by Knut Hamsun
Farrar, Straus and Giroux, 2008
272 pages / $16.00 buy from Amazon
1. This is an article about Robert Bly’s (b. 1926) translation of Hunger by Knut Hamsun (b. 1859). It was published by FSG in 1967.
2. The cover graphic is the word HUNGER stylized as an open mouth with 2 rows of sharp teeth. I bought my copy in January 2013 from a used bookseller in Toronto. The clerk said it was her favorite book, esp this edition because she liked the cover. The design is not credited in the edition notice.
3. Knut Hamsun is clean shaven and wearing a monocle in a photograph taken in 1890, the year Hunger was first published in Norway. In later photographs he is moustachioed and wears glasses. In the last known photographs of Hamsun he wears a large white beard and squints.
4. The first several times I read Hunger by Knut Hamsun was in a hardcover edition translated by George Egerton aka Mary Chavelita Dunne in 1899. This review is not about that translation, nor is it about the 1996 translation by Sverre Lyngstad.
I am descended from Norwegians but know nothing of the language. This article is not as much a review of the translation itself as it is a discussion of the fact of its publication in 1967.
5. The main introductory essay to Bly’s translation is by Isaac Bashevis Singer (b. 1902) noted Jewish-American author and pioneer of modern Yiddish literature.
“Writers who are truly original do not set out to fabricate new forms of expression,” says Singer, “or to invent themes merely for the sake of appearing new. They attain their originality through extraordinary sincerity.”
6. “People do not love alike, neither do they starve alike.” (Singer).
7. Hunger is about a young man with artistic leanings living in Kristiania, Norway. From biographical details about Hamsun we can guess that the story is based on Hamsun’s own experiences and takes place in in 1879-80.
Hunger itself does not offer much in the way of context. It is a first person account of a young man living alone in a city. He appears to have no awareness of anything outside his own need, which is mostly for food. He is starving and desperate, but the private code by which he lives forbids him from taking work that he considers to be below his abilities.
8. His mental state throughout is ostensibly a result of his being hungry, rather than a symptom of mental illness or PTSD for example. He cycles rapidly through extreme moods: hilarity, despondency, optimism, despair, loneliness, social anxiety etc.

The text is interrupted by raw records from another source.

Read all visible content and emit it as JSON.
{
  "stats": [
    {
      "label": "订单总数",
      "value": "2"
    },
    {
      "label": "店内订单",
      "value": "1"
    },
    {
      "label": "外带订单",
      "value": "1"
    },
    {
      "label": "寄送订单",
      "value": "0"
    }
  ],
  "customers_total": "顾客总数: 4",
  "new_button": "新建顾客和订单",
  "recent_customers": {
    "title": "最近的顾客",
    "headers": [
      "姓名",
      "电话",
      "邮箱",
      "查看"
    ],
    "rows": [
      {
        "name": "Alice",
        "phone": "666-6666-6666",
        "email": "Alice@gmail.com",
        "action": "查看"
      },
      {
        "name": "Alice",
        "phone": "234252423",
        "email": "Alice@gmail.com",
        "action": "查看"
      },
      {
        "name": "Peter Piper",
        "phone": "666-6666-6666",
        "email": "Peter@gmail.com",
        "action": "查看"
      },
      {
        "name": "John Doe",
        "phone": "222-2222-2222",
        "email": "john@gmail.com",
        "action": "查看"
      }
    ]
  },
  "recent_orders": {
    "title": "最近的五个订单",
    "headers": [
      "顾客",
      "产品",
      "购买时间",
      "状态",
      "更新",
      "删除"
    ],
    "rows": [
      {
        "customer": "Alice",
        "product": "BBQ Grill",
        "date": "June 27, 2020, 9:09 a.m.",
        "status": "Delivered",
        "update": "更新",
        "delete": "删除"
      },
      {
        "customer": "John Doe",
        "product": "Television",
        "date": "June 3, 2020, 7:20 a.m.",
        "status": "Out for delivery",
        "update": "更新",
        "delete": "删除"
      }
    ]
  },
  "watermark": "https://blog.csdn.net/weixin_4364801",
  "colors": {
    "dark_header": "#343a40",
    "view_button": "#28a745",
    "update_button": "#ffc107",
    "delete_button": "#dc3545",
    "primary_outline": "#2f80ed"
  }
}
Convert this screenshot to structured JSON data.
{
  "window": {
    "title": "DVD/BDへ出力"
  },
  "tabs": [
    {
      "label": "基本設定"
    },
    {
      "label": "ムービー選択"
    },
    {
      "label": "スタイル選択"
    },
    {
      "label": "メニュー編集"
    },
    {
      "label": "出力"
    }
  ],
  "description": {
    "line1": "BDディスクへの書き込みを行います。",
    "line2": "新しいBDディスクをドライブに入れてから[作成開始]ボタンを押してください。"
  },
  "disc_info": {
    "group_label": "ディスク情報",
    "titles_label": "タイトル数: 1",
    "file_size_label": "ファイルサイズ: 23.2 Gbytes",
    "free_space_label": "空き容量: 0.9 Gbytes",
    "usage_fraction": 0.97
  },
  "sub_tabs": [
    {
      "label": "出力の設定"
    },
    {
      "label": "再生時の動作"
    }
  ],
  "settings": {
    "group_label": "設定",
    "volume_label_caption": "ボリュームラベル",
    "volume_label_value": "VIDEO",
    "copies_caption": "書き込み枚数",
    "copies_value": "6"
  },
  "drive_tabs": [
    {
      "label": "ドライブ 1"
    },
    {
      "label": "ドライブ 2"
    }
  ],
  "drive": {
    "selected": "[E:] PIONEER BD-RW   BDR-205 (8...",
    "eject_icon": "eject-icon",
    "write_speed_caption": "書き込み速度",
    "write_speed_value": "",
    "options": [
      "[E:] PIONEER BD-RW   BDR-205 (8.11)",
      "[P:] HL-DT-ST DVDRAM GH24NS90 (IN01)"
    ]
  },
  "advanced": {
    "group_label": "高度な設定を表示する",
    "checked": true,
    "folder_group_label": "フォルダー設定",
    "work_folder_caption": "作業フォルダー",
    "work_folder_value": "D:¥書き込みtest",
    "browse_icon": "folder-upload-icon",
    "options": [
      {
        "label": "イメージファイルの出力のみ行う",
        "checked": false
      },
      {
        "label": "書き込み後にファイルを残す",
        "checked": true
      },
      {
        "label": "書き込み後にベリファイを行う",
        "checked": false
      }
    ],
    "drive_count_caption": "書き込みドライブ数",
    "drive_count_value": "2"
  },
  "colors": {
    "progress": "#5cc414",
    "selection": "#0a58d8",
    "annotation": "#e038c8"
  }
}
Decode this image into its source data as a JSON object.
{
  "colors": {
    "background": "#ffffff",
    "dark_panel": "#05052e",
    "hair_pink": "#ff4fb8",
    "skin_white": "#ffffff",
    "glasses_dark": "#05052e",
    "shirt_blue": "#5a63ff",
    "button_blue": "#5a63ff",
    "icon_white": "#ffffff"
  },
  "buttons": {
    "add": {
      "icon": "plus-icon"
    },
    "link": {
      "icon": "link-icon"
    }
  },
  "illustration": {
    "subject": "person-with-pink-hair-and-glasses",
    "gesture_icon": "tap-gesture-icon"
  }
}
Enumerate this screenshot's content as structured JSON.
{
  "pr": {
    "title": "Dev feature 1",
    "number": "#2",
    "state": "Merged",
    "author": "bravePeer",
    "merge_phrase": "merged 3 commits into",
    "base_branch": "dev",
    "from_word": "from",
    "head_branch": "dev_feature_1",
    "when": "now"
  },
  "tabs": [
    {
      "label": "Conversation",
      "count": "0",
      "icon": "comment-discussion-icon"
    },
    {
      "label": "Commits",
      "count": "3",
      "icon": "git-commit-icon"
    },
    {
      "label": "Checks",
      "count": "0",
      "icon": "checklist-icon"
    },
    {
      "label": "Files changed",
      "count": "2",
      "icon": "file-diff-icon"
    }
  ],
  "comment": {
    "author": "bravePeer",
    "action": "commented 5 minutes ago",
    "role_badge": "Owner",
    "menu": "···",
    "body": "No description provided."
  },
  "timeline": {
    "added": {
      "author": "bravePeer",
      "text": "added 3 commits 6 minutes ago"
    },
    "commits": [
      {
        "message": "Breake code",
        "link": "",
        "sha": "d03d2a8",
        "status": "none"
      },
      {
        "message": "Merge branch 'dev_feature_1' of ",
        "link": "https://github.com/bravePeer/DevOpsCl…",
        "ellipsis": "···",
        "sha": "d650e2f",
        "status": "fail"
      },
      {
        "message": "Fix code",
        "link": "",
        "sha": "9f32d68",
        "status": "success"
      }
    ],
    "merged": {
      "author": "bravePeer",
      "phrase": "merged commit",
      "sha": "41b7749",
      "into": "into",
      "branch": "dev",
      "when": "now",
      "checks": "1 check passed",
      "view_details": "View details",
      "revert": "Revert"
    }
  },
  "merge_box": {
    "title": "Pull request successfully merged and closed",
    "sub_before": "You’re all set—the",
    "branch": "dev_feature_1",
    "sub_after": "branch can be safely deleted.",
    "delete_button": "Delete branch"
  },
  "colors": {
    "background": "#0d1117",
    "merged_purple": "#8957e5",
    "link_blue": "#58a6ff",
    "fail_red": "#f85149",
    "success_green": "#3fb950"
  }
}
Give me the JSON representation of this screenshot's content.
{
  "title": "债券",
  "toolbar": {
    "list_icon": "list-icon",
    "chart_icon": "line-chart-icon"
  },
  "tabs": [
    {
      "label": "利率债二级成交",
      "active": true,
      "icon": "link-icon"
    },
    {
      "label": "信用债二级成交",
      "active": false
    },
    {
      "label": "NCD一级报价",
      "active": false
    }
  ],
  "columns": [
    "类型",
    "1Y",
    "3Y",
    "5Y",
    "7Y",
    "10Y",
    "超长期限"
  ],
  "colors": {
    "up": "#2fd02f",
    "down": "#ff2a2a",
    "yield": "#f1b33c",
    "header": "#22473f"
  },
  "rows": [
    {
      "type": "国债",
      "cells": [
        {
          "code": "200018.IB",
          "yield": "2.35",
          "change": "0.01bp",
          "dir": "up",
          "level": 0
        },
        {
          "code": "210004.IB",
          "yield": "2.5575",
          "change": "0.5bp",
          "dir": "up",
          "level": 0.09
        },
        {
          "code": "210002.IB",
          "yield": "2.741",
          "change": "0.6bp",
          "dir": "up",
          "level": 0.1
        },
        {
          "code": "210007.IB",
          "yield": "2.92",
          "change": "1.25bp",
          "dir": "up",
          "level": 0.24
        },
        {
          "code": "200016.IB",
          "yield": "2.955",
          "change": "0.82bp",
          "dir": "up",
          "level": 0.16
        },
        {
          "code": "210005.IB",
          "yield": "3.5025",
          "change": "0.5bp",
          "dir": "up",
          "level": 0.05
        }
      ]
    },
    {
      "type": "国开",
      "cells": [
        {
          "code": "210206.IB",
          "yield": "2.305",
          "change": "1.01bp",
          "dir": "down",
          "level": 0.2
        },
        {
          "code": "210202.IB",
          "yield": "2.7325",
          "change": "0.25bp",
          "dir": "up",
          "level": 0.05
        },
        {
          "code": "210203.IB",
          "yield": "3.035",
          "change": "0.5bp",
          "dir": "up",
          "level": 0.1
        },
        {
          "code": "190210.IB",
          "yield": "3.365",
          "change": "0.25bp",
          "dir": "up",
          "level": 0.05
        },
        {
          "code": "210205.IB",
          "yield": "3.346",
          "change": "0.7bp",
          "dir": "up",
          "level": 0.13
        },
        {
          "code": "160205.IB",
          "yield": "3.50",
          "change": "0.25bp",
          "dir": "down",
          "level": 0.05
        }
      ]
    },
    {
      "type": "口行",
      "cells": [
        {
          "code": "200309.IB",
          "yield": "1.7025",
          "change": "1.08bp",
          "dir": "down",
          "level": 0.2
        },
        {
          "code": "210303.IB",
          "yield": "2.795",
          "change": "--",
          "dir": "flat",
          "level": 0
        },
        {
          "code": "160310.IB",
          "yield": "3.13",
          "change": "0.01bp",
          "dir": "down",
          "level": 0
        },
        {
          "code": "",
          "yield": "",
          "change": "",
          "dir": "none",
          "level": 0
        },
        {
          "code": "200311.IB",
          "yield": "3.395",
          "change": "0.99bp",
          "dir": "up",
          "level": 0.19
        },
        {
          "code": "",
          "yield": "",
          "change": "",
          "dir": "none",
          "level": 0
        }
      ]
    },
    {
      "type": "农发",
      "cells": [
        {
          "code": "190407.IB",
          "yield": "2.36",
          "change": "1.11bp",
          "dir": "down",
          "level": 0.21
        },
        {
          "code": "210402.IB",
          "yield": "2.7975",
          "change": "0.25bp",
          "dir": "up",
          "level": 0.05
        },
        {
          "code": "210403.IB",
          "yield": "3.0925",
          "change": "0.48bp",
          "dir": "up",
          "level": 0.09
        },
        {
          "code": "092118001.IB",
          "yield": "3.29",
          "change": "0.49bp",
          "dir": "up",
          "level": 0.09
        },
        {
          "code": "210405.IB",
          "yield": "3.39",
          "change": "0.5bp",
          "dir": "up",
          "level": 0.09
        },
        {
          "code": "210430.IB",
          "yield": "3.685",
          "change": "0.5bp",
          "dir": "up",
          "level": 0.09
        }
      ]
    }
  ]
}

9. Doubt is the driving force behind the narrator’s racing thoughts. His doubt tirelessly regenerates itself. Doubt is what drives the desperation and sets its parameters. It is what keeps need always at the centre.
At every moment he is like a reckless gambler who has already placed his bet before realizing the stakes are too high, and then in a panic must cut his losses before waiting to see the outcome.
“He was a man before his time,” says Singer, “His skepticism, or perhaps it could be called pyrrhonism — doubting even the doubts — belonged to a later era. To Hamsun man was nothing but a chain of moods that kept constantly changing, often without a trace of consistency.”
10. “Fictional heroes who are estranged from their environment seldom emerge lifelike,” says Singer, “With most writers, such heroes are mere shadows, or, at best, symbols. But Hamsun is able to portray both the environment and the alienation, the soil and the extirpation. His heroes have roots even though they cannot be seen.”
There is almost no historical or social/political context in Hunger. In most novels of the era that would be seen as a fault. In Hunger it is seen as a strength.
As a reader I only interact with the narrator’s environment as needed. That is because the novel is not about Norway or Europe: it is about being hungry. Continue reading “25 Points: Hunger”